What is required:
Those lines of the records that contain "object" are to be located and copied.

Source data:

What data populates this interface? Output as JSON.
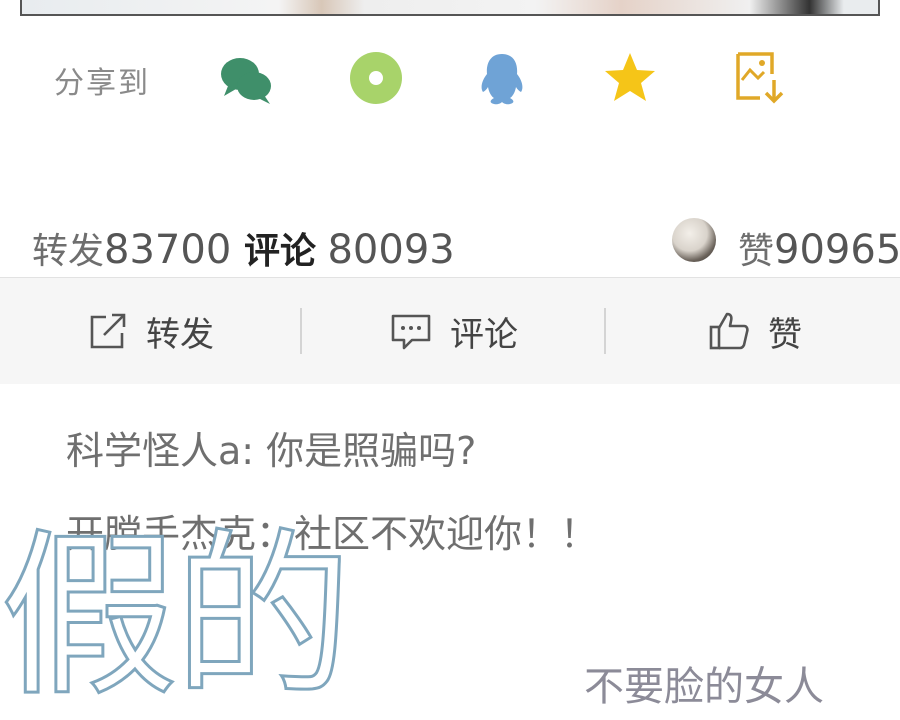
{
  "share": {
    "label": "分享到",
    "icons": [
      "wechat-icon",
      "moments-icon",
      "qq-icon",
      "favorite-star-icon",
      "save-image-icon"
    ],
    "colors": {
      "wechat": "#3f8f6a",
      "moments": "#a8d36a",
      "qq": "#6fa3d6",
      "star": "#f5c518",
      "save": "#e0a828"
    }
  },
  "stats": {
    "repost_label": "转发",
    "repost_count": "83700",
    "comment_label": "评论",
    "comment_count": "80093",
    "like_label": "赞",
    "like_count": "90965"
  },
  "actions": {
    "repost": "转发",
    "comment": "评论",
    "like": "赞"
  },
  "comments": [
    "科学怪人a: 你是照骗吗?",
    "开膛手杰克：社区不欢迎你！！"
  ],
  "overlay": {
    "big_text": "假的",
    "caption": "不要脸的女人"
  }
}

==

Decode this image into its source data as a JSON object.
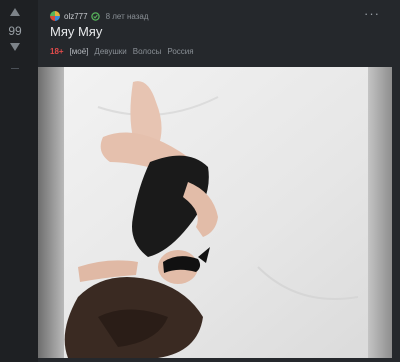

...

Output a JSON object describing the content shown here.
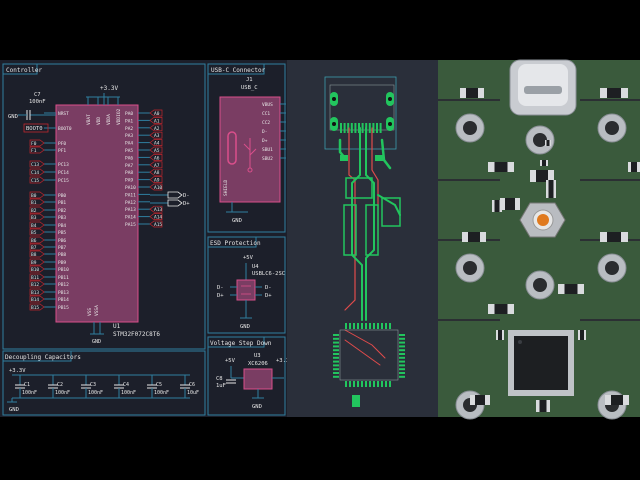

Finished task:
Decode this image into its source data as a JSON object.
Output a JSON object describing the content shown here.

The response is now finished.